Many clients and readers have asked me for a simple list of questions to use while screening for emotional intelligence. Emotional intelligence has been shown by research to be the secret sauce for selecting executives, first level managers, and customer facing employees who will succeed – it’s even more important than high IQ. (For more on the research, see my recent blog post What is better than intelligence for job performance?)
The answer is to create a structured interview that includes emotional intelligence questions.
Following are some sample questions that can help determine if the job candidate understands themselves, and understands their emotions, and how to effectively use them.
- Tell me about your development areas and what you are doing to improve them?
- What was the biggest failure of your career, and what did you learn from it?
- Tell me about a time you had a conflict with a peer and what you did to resolve it.
- Tell me about a time when you received criticism from a boss, peer, or client and how it made you feel. How did you handle it? What was the outcome?
- What was the biggest challenge you had getting co-workers or clients to support this new product (or initiative or change) and what did you do to overcome their hesitation or doubt?
While you listen to the answers to these questions, be sure to listen for the emotions from the job candidate and not just the rational list of development areas, their learning, and the description of how they handled criticism. Listen for their tone of voice and watch their eye contact and body motions. Do they seem angry or hurt about the incidents? Or have they incorporated the feedback, learned, and moved on?
People who are low on emotional intelligence will have a hard time discussing their faults. They may be defensive and blame others for the criticism. They may even struggle to answer the questions or give you boilerplate answers like, “I am too much of a driver and want to succeed at all costs,” or “I am too much of a perfectionist when it comes to work,” or “I have a low tolerance for failure.”

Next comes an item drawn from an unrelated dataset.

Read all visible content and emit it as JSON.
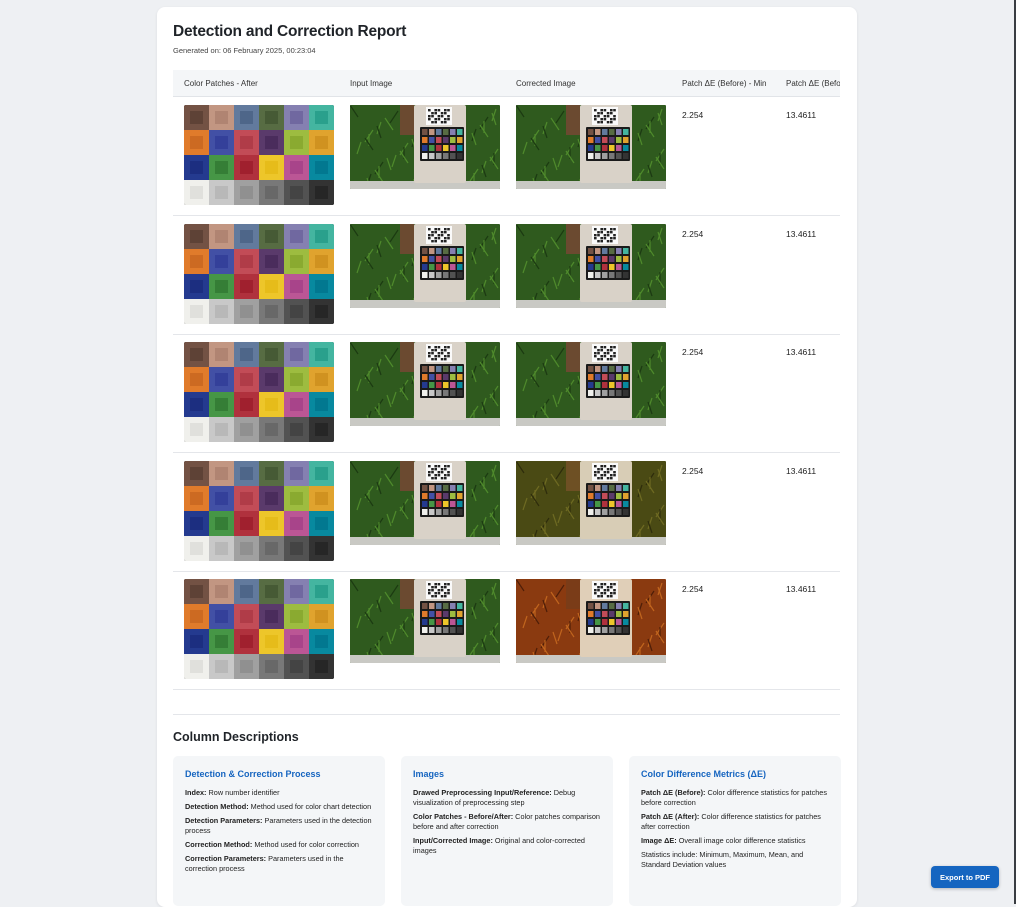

You don’t want boilerplate answers or vague answers that do not have detail. Someone who is high in emotional intelligence will be thoughtful about their answers and will take the time to articulate them in a detailed way. They will tell you about the outcome and how it made them and others feel. They will talk about improving relationships.
While emotional intelligence will improve your ability to select the best candidates for leadership roles, great selection processes should include other selection procedures, such as structured interviews based on job competencies, job knowledge, work sampling, and validated assessments to improve the probability of success.
Are you using structured interviews or assessments to measure emotional intelligence?
Contact me to learn more about emotional intelligence and watch for my new book, Hack Recruiting, to be released soon.
Victor Assad is the CEO of Victor Assad Strategic Human Resources Consulting and is a Managing Partner of InnovationOne. He consults and provides hands-on support to improve recruiting and retention, cultures of innovation, and train agile leaders and teams. Overcome your obstacles to these issues by subscribing to his weekly blogs. Go to http://www.victorhrconsultant.com. to subscribe